In the current case, the NIH was raising the possibility that it could reject the March-In on the grounds that AbbVie might prevail in using questionable patents to block generic products. We said that if the patent holders have engaged in abusive practices, the public should have the right to seek to remedy the abuse, and the NIH should not fail to act on the grounds that a second abusive practice or another regulation appears to create another barrier to competition. To illustrate, we mentioned the example of Executive Order 13588 of October 31, 2011 on “Reducing Prescription Drug Shortages” which was issued by the White House to address shortages of certain drugs, and was used to permit the importation of Lipodox, which contained the same active ingredient as Doxil, a cancer drug then facing supply problems./3,4/
In the case of ritonavir and other NIH funded drugs, the NIH should eliminate the expectation of exclusivity for the NIH funded patented inventions, when the inventions are part of a product is more expensive in the United States than in other high income countries, even if there is some ambiguity as to the ability of generic manufacturers to clear other Orange Book patents. We noted also that attempts to block generic entry with patents on doses, formulations and other minor and patents or questionable relevance or merit was not unusual, and could in fact be described as standard operating procedure, and such strategies were frequently defeated by generic competitors once the initial and stronger patents were no longer a barrier to entry.
The petitioners also emphasized the importance for setting a precedent on the pricing issue — noting that this would have a dramatic impact not only on ritionavir, but also any drug based upon NIH funded patented inventions, by setting out a clear standard for abusive pricing that the public and generic competitors could use to break a patent monopoly.
The NIH said that Abbott/AbbVie would be responding to the petition in the coming weeks.

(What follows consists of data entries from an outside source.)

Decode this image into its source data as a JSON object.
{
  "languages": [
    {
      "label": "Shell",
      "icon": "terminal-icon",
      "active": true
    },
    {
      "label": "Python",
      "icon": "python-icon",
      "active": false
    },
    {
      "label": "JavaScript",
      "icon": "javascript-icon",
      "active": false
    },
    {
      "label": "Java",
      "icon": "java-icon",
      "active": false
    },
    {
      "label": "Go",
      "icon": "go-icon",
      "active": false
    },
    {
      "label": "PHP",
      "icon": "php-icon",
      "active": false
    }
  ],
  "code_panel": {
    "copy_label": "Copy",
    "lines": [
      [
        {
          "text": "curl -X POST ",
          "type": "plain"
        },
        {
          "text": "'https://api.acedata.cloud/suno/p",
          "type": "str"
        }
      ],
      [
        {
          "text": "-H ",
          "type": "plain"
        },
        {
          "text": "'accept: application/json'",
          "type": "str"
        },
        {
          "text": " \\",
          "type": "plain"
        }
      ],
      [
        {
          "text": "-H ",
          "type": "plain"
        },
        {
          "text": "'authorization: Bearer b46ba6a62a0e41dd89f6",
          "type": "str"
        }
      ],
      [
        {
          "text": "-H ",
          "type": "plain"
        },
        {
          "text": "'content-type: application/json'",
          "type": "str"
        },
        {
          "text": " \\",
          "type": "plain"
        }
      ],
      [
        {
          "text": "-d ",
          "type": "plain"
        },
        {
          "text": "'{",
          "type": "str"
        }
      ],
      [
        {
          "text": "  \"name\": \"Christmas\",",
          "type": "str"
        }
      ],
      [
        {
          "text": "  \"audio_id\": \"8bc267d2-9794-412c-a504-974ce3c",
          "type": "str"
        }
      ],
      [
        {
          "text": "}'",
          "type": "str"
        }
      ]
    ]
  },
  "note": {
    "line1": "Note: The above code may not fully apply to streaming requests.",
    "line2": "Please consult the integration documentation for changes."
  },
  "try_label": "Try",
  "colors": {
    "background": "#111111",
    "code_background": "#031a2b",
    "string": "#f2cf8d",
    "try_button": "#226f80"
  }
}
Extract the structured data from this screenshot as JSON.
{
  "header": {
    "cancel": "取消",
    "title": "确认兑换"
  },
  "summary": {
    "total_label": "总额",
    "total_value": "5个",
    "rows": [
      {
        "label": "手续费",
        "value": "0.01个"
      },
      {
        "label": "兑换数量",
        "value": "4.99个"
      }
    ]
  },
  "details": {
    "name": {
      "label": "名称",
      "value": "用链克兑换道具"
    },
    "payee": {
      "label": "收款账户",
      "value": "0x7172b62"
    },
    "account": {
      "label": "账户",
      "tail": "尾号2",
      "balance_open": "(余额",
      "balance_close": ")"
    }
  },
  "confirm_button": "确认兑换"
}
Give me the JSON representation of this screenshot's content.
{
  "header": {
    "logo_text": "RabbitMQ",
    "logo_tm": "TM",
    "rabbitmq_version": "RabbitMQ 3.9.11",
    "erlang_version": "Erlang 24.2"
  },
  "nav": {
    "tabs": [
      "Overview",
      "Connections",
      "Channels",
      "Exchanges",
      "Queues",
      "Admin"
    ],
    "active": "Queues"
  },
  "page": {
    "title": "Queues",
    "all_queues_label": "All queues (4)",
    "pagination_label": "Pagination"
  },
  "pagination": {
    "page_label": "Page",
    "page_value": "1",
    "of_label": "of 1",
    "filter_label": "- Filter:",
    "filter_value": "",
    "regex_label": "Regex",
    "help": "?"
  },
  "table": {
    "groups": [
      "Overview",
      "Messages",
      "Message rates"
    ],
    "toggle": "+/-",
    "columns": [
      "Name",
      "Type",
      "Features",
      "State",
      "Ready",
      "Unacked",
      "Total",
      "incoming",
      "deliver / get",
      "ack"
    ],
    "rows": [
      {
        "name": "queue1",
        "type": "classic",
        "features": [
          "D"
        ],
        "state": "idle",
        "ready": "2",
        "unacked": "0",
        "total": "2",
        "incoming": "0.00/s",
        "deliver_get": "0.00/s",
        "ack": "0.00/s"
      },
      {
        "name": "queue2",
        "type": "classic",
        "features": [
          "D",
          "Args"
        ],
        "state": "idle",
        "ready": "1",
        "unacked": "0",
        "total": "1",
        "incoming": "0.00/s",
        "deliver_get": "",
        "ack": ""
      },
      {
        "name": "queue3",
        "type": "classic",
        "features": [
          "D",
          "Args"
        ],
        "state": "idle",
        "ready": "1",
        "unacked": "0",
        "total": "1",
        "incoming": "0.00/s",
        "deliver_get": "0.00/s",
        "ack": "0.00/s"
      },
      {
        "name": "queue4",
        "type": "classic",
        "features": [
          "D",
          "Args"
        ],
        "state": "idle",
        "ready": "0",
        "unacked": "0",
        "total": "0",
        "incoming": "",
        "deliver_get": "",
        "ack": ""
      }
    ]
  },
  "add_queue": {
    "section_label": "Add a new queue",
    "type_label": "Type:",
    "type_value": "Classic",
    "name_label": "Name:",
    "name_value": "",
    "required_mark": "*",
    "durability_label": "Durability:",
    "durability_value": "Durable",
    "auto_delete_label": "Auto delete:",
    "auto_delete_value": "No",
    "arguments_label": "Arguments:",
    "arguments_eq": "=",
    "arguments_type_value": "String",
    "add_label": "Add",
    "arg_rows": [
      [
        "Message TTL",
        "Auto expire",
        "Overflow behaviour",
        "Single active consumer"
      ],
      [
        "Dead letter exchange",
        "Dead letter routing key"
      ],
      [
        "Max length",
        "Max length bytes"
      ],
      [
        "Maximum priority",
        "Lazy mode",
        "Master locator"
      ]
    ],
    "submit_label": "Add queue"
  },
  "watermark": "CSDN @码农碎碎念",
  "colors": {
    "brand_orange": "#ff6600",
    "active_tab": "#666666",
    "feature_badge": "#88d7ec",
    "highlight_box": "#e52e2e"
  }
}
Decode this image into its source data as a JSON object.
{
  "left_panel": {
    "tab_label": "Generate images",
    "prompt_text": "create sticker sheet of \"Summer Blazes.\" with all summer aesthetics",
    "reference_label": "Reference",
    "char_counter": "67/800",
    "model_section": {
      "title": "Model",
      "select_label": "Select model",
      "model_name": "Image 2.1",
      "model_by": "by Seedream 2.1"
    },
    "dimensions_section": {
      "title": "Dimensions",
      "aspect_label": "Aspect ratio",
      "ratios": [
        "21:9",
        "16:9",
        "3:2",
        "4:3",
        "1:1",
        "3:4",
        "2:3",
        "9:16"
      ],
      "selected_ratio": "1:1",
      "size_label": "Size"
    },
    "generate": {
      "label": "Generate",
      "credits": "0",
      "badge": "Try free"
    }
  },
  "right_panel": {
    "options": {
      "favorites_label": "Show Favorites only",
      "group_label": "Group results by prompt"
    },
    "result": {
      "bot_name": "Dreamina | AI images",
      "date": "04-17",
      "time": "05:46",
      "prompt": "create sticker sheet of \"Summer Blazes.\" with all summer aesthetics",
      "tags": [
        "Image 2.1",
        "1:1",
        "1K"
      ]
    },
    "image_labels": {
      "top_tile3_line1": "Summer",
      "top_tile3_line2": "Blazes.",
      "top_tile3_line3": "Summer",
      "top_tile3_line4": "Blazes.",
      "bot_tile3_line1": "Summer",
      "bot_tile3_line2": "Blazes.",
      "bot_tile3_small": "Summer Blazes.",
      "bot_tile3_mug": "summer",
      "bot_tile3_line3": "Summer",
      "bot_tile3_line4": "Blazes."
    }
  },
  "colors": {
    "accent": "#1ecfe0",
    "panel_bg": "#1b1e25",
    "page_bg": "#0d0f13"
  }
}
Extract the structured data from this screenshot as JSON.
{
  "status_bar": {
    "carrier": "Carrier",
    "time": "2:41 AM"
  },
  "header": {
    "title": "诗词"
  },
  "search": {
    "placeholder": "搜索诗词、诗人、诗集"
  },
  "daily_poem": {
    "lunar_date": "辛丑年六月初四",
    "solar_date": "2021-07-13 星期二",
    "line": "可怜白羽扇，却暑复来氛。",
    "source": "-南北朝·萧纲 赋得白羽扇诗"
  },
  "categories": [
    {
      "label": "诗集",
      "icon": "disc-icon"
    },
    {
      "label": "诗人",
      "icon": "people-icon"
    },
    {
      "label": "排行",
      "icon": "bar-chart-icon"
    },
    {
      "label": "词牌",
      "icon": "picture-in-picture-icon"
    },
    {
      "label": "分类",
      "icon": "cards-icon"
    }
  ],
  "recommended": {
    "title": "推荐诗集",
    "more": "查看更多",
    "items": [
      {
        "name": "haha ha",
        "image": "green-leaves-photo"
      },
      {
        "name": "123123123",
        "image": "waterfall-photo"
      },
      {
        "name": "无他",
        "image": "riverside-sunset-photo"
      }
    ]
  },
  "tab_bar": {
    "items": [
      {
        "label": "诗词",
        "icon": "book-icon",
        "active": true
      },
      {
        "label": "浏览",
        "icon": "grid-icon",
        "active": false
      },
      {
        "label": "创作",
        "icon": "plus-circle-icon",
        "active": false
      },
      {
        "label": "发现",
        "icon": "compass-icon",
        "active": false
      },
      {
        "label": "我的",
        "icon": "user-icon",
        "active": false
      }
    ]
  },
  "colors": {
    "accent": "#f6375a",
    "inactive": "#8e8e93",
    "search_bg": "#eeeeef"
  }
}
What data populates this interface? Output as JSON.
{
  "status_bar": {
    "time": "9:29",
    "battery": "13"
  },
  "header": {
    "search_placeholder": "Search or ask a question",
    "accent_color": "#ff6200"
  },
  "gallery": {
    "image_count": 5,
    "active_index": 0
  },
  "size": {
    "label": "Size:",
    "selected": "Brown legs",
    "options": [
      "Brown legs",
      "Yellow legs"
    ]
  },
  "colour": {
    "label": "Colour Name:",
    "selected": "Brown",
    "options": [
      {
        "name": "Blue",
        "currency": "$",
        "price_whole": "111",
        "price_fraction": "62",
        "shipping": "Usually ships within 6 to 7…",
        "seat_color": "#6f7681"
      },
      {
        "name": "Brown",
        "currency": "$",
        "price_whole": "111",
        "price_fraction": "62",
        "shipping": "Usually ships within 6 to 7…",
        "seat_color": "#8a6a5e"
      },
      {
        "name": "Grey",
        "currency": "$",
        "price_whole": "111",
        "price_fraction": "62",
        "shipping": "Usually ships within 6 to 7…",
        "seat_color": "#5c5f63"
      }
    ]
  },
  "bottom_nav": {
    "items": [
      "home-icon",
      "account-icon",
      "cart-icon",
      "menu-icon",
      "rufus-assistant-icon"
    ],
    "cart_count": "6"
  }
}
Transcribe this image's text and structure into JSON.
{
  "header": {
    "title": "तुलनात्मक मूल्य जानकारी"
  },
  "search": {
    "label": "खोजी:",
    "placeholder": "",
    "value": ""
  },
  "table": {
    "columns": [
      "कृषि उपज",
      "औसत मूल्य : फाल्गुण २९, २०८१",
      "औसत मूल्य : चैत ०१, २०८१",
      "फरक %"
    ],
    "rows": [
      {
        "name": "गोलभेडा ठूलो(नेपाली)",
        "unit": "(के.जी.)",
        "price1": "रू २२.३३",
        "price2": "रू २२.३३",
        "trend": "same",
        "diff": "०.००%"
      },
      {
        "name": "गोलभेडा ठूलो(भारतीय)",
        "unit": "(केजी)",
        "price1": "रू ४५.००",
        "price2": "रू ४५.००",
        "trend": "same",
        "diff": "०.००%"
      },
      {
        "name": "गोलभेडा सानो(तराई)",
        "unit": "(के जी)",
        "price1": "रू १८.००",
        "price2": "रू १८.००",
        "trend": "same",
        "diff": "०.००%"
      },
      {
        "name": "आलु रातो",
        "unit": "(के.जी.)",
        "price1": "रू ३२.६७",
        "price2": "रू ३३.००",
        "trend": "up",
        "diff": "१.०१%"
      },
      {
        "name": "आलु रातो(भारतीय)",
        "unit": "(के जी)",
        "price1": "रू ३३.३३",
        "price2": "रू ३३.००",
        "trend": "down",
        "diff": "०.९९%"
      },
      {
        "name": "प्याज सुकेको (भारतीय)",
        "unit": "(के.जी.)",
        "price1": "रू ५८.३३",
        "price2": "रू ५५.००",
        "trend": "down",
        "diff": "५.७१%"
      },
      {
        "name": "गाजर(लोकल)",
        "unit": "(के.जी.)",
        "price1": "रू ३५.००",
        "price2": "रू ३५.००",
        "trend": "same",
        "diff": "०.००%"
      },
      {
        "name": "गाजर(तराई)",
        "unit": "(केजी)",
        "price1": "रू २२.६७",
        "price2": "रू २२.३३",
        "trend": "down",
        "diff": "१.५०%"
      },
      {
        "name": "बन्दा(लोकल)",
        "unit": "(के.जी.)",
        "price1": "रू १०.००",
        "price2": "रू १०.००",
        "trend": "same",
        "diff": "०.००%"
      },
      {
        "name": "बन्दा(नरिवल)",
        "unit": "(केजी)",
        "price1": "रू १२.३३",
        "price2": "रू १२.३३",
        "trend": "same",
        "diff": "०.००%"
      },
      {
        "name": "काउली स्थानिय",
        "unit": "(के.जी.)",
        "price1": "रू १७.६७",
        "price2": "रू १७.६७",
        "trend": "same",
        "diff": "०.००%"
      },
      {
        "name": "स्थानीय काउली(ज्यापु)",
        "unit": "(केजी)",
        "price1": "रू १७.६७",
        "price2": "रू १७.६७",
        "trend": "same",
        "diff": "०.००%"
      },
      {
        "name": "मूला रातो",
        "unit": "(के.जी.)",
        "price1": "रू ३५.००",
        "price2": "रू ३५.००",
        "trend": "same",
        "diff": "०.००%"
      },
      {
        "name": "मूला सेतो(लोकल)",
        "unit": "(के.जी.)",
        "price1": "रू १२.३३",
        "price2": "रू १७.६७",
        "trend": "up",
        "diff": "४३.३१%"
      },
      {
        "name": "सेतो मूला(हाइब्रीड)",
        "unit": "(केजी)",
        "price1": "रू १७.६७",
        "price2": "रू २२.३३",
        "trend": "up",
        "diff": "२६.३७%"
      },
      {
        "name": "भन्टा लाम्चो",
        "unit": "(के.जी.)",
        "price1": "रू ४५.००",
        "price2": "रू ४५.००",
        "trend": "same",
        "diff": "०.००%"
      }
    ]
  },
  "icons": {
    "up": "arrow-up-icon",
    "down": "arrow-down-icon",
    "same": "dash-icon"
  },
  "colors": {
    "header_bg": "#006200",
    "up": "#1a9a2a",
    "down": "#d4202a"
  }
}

Our side will be providing additional information to the NIH on the petition. The NIH said that our request for a general rule is being evaluated, but the decision will come in the context of the facts in the ritionavir case.
1. KEY HIV/AIDS DRUG PATENTS CHALLENGED BY PUBPAT: New Prior Art Proves Eight Abbott Laboratories Patents on Ritonavir are Undeserved, August 10, 2010. http://www.pubpat.org/ritonavirfiled.htm
2. Generic Drug Entry. Prior to Patent Expiration: An FTC Study. Federal Trade Commission. July 2, 2002. http://www.ftc.gov/os/2002/07/genericdrugstudy.pdf
3. Executive Order 13588 of October 31, 2011 – Reducing Prescription Drug Shortages.
4. Toni Clarke, FDA approves generic version of cancer drug Doxil, Feb 4, 2013. http://www.reuters.com/article/2013/02/04/us-cancer-drug-approval-idUSBRE9130U320130204